Erathem is a collaborative exhibition between Te Whanganui-a-Tara based artists Dayle Palfreyman (BFA) and Nick Shackleton (BSc). Combining Dayle’s conceptual art background with Nick’s Geological and Geophysical education, the two aim to present complex geological knowledge in an art context. Predominantly working in sculpture and installation, the show expands on the mediums the artists generally explore, including other ways to present this information.
At the Southern end of the North Island (Te Ika-a-Māui) lies the Rimutaka-Tararua Ranges and the Hau-rangi (Aorangi) Mountains. Sitting on the slopes of Haurangis, extending west to the Wairarapa Valley, vast layers of conglomerate and soft mudstone (silt-stone) sit atop the deformed greywacke bedrock. Around 9 million years ago the Aorangi Mountains were islands as the sea levels were much higher. Following the glacial periods, water levels receded and the erosion of rock began. Evidence of past events is embedded within each layer of rock.

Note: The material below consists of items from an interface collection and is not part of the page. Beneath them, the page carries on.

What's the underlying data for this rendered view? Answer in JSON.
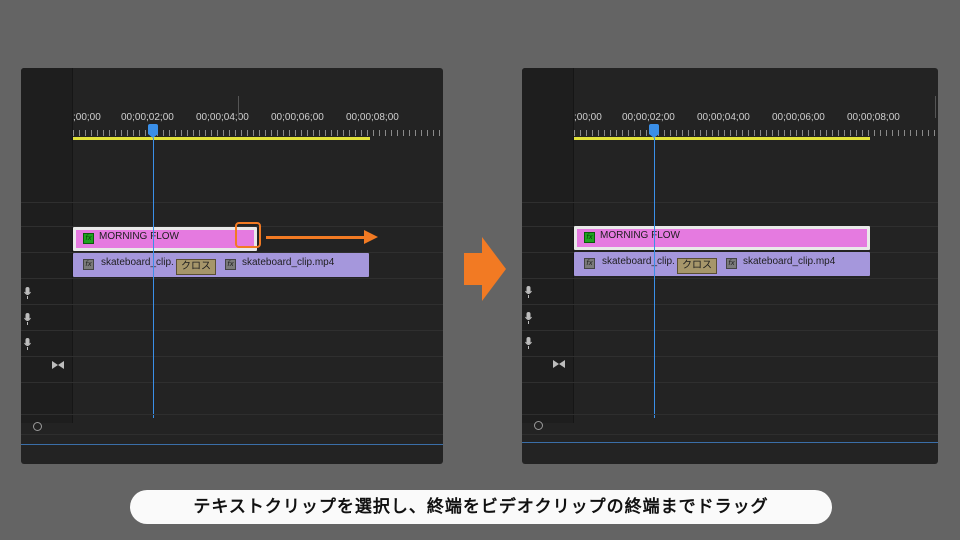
{
  "before_panel": {
    "timecodes": [
      ";00;00",
      "00;00;02;00",
      "00;00;04;00",
      "00;00;06;00",
      "00;00;08;00"
    ],
    "text_clip_label": "MORNING FLOW",
    "video_clip_a": "skateboard_clip.",
    "video_clip_b": "skateboard_clip.mp4",
    "transition_label": "クロス"
  },
  "after_panel": {
    "timecodes": [
      ";00;00",
      "00;00;02;00",
      "00;00;04;00",
      "00;00;06;00",
      "00;00;08;00"
    ],
    "text_clip_label": "MORNING FLOW",
    "video_clip_a": "skateboard_clip.",
    "video_clip_b": "skateboard_clip.mp4",
    "transition_label": "クロス"
  },
  "caption": "テキストクリップを選択し、終端をビデオクリップの終端までドラッグ",
  "colors": {
    "text_clip": "#e57ae0",
    "video_clip": "#a597dc",
    "playhead": "#3a8fe8",
    "work_area": "#e2e23a",
    "highlight": "#f27a23"
  },
  "icons": {
    "fx": "fx-badge-icon",
    "mic": "microphone-icon",
    "master": "bowtie-icon",
    "next_step": "right-arrow-icon",
    "drag": "drag-arrow-icon"
  }
}
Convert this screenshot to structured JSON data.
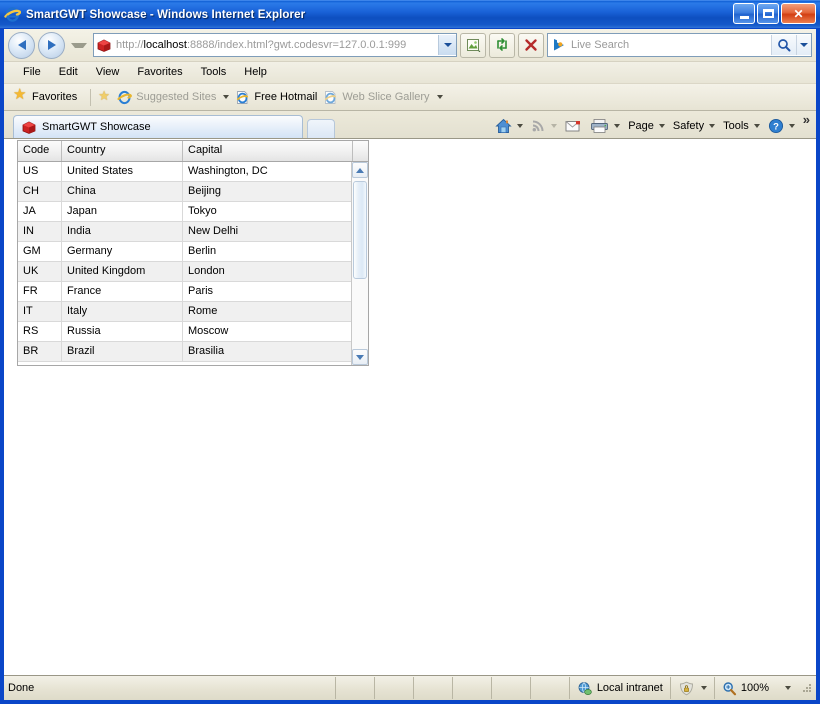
{
  "window": {
    "title": "SmartGWT Showcase - Windows Internet Explorer",
    "minimize_label": "Minimize",
    "maximize_label": "Maximize",
    "close_label": "Close"
  },
  "nav": {
    "back_label": "Back",
    "forward_label": "Forward",
    "recent_pages_label": "Recent Pages",
    "address": {
      "scheme": "http://",
      "host": "localhost",
      "path": ":8888/index.html?gwt.codesvr=127.0.0.1:999",
      "full": "http://localhost:8888/index.html?gwt.codesvr=127.0.0.1:999"
    },
    "compat_view_label": "Compatibility View",
    "refresh_label": "Refresh",
    "stop_label": "Stop",
    "search": {
      "placeholder": "Live Search",
      "provider": "bing-icon",
      "go_label": "Search"
    }
  },
  "menu": {
    "items": [
      {
        "label": "File"
      },
      {
        "label": "Edit"
      },
      {
        "label": "View"
      },
      {
        "label": "Favorites"
      },
      {
        "label": "Tools"
      },
      {
        "label": "Help"
      }
    ]
  },
  "favorites_bar": {
    "favorites_label": "Favorites",
    "items": [
      {
        "label": "Suggested Sites",
        "icon": "ie-icon",
        "dimmed": true,
        "has_caret": true
      },
      {
        "label": "Free Hotmail",
        "icon": "ie-page-icon",
        "dimmed": false,
        "has_caret": false
      },
      {
        "label": "Web Slice Gallery",
        "icon": "ie-page-icon",
        "dimmed": true,
        "has_caret": true
      }
    ]
  },
  "tabs": {
    "items": [
      {
        "label": "SmartGWT Showcase",
        "icon": "smartgwt-icon",
        "active": true
      }
    ],
    "new_tab_label": "New Tab"
  },
  "command_bar": {
    "home_label": "Home",
    "feeds_label": "Feeds",
    "mail_label": "Read Mail",
    "print_label": "Print",
    "items": [
      {
        "label": "Page"
      },
      {
        "label": "Safety"
      },
      {
        "label": "Tools"
      }
    ],
    "help_label": "Help",
    "overflow_label": "»"
  },
  "grid": {
    "columns": [
      {
        "key": "code",
        "label": "Code"
      },
      {
        "key": "country",
        "label": "Country"
      },
      {
        "key": "capital",
        "label": "Capital"
      }
    ],
    "rows": [
      {
        "code": "US",
        "country": "United States",
        "capital": "Washington, DC"
      },
      {
        "code": "CH",
        "country": "China",
        "capital": "Beijing"
      },
      {
        "code": "JA",
        "country": "Japan",
        "capital": "Tokyo"
      },
      {
        "code": "IN",
        "country": "India",
        "capital": "New Delhi"
      },
      {
        "code": "GM",
        "country": "Germany",
        "capital": "Berlin"
      },
      {
        "code": "UK",
        "country": "United Kingdom",
        "capital": "London"
      },
      {
        "code": "FR",
        "country": "France",
        "capital": "Paris"
      },
      {
        "code": "IT",
        "country": "Italy",
        "capital": "Rome"
      },
      {
        "code": "RS",
        "country": "Russia",
        "capital": "Moscow"
      },
      {
        "code": "BR",
        "country": "Brazil",
        "capital": "Brasilia"
      }
    ],
    "scrollbar": {
      "up_label": "Scroll up",
      "down_label": "Scroll down",
      "thumb_top_pct": 2,
      "thumb_height_pct": 56
    }
  },
  "status_bar": {
    "status_text": "Done",
    "zone_label": "Local intranet",
    "protected_mode_label": "Protected Mode",
    "zoom_level": "100%"
  },
  "colors": {
    "title_bar": "#0a46c8",
    "chrome": "#ece9d8",
    "content_bg": "#ffffff",
    "grid_border": "#a7a7a7",
    "grid_row_alt": "#f0f0f0",
    "accent_blue": "#2f6fbf"
  }
}
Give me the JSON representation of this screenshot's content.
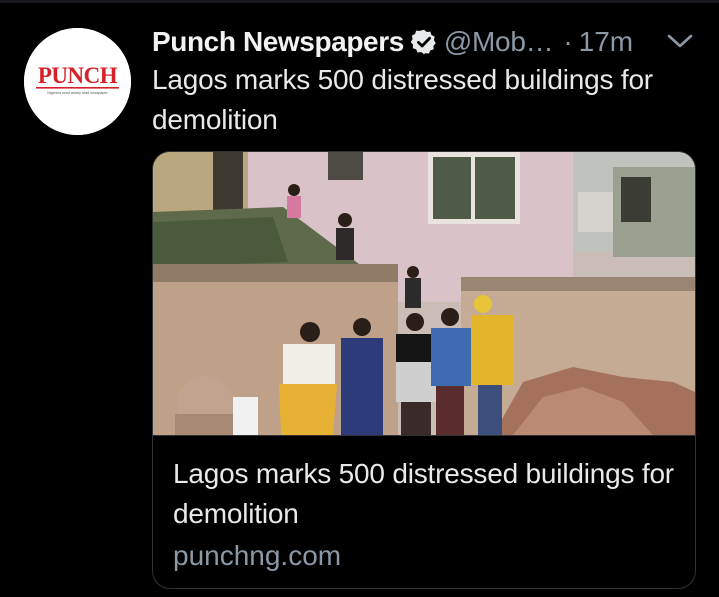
{
  "tweet": {
    "display_name": "Punch Newspapers",
    "handle": "@Mob…",
    "separator": "·",
    "time": "17m",
    "text": "Lagos marks 500 distressed buildings for demolition",
    "avatar": {
      "logo_text": "PUNCH",
      "tagline": "Nigeria's most widely read newspaper"
    },
    "verified_icon": "verified-badge-icon",
    "menu_icon": "chevron-down-icon"
  },
  "card": {
    "title": "Lagos marks 500 distressed buildings for demolition",
    "domain": "punchng.com",
    "image_icon": "news-photo-image"
  },
  "colors": {
    "background": "#000000",
    "primary_text": "#e7e9ea",
    "secondary_text": "#8b98a5",
    "border": "#2f3336",
    "brand_red": "#d6202a"
  }
}
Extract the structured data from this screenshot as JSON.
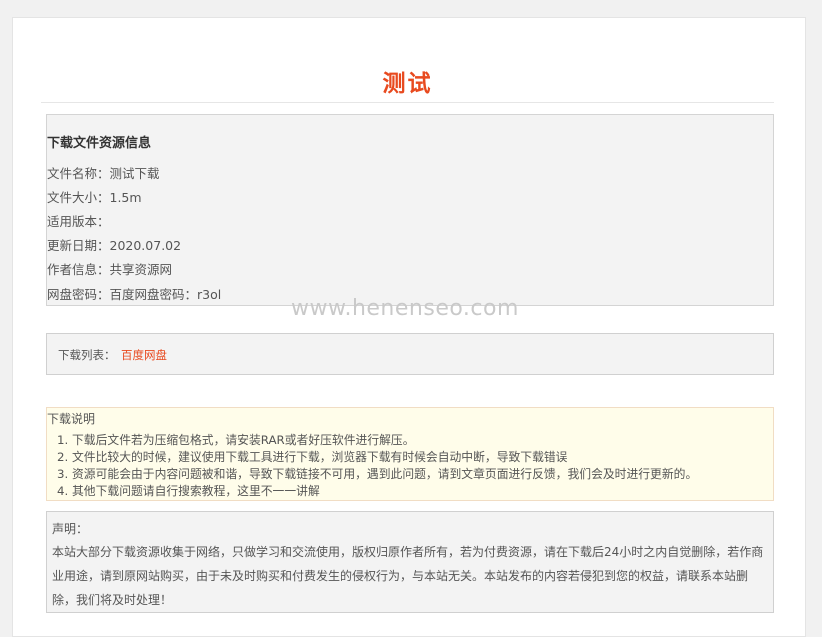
{
  "article": {
    "title": "测试"
  },
  "resource_info": {
    "heading": "下载文件资源信息",
    "rows": [
      {
        "text": "文件名称：测试下载"
      },
      {
        "text": "文件大小：1.5m"
      },
      {
        "text": "适用版本："
      },
      {
        "text": "更新日期：2020.07.02"
      },
      {
        "text": "作者信息：共享资源网"
      },
      {
        "text": "网盘密码：百度网盘密码：r3ol"
      }
    ]
  },
  "watermark": "www.henenseo.com",
  "download_list": {
    "label": "下载列表：",
    "link_text": "百度网盘",
    "link_color": "#e84a1f"
  },
  "download_notes": {
    "title": "下载说明",
    "items": [
      "1. 下载后文件若为压缩包格式，请安装RAR或者好压软件进行解压。",
      "2. 文件比较大的时候，建议使用下载工具进行下载，浏览器下载有时候会自动中断，导致下载错误",
      "3. 资源可能会由于内容问题被和谐，导致下载链接不可用，遇到此问题，请到文章页面进行反馈，我们会及时进行更新的。",
      "4. 其他下载问题请自行搜索教程，这里不一一讲解"
    ]
  },
  "declaration": {
    "title": "声明：",
    "text": "本站大部分下载资源收集于网络，只做学习和交流使用，版权归原作者所有，若为付费资源，请在下载后24小时之内自觉删除，若作商业用途，请到原网站购买，由于未及时购买和付费发生的侵权行为，与本站无关。本站发布的内容若侵犯到您的权益，请联系本站删除，我们将及时处理！"
  },
  "colors": {
    "accent": "#e84a1f",
    "note_background": "#fffdea"
  }
}
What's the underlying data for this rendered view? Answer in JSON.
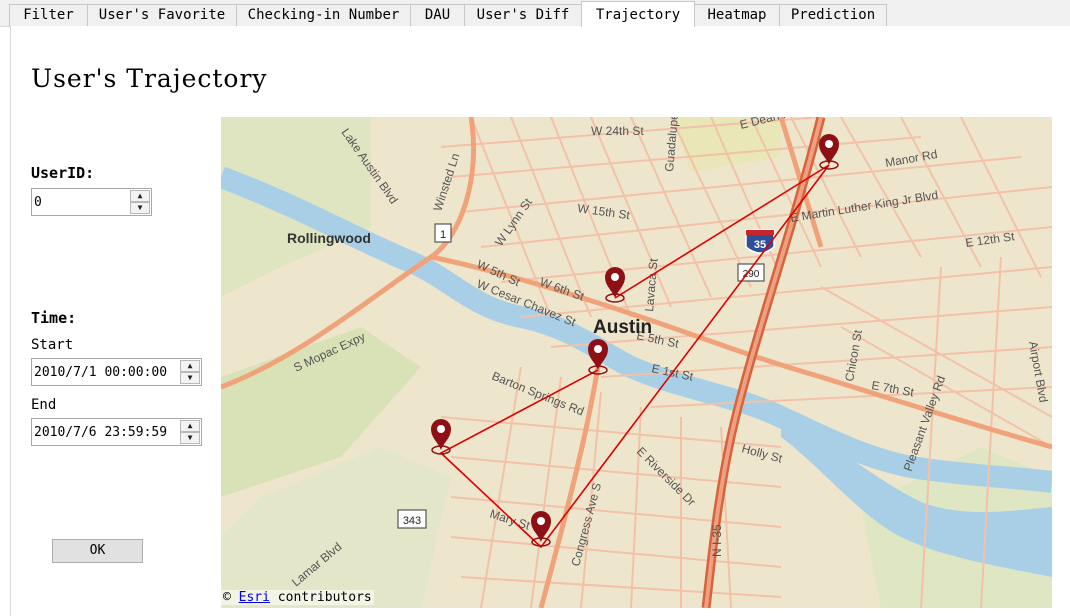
{
  "tabs": [
    {
      "label": "Filter"
    },
    {
      "label": "User's Favorite"
    },
    {
      "label": "Checking-in Number"
    },
    {
      "label": "DAU"
    },
    {
      "label": "User's Diff"
    },
    {
      "label": "Trajectory"
    },
    {
      "label": "Heatmap"
    },
    {
      "label": "Prediction"
    }
  ],
  "active_tab": "Trajectory",
  "page": {
    "title": "User's Trajectory"
  },
  "form": {
    "userid_label": "UserID:",
    "userid_value": "0",
    "time_label": "Time:",
    "start_label": "Start",
    "start_value": "2010/7/1 00:00:00",
    "end_label": "End",
    "end_value": "2010/7/6 23:59:59",
    "ok_label": "OK"
  },
  "map": {
    "attribution_prefix": "©",
    "attribution_link": "Esri",
    "attribution_suffix": "contributors",
    "labels": {
      "city": "Austin",
      "rollingwood": "Rollingwood",
      "w24": "W 24th St",
      "dean_keeton": "E Dean Keeton St",
      "manor": "Manor Rd",
      "mlk": "E Martin Luther King Jr Blvd",
      "w15": "W 15th St",
      "e12": "E 12th St",
      "lynn": "W Lynn St",
      "w5": "W 5th St",
      "w6": "W 6th St",
      "winsted": "Winsted Ln",
      "lake_austin": "Lake Austin Blvd",
      "cesar_chavez": "W Cesar Chavez St",
      "mopac": "S Mopac Expy",
      "barton": "Barton Springs Rd",
      "e1": "E 1st St",
      "e5": "E 5th St",
      "e7": "E 7th St",
      "holly": "Holly St",
      "riverside": "E Riverside Dr",
      "congress": "Congress Ave S",
      "lamar": "Lamar Blvd",
      "mary": "Mary St",
      "chicon": "Chicon St",
      "pleasant_valley": "Pleasant Valley Rd",
      "airport": "Airport Blvd",
      "guadalupe": "Guadalupe St",
      "lavaca": "Lavaca St",
      "ih35": "N I-35",
      "shield_1": "1",
      "shield_35": "35",
      "shield_290": "290",
      "shield_343": "343"
    },
    "route_color": "#e00000",
    "pin_color": "#8e1015"
  }
}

The introspection of various forms of solidity exposes external conditions through its formation over time. Evidence of previous life remains embedded within its structure, exposing itself during erosion. The sedimentary accumulation the oceans’ floor, and terrestrial environments form the sedimentary rocks present in the area; greywacke, conglomerate and siltstone. These rocks are subject to forces that impact both the internal structure and visible outcrop. Shaped predominately by the glacial and interglacial periods, regular tectonic deformation and pelagic calcareous oozes, these sedimentary rocks make up 8% of the earth's crust. Past sea life is fossilised within much of the silt-stone, terrestrial life in the conglomerate, and fracturing and deformation is evident in the greywacke. Formed above the igneous and metamorphic, the formation of sedimentary rock is arguably the most personable of the three, relating closely the life experience of those that have inhabited this planet.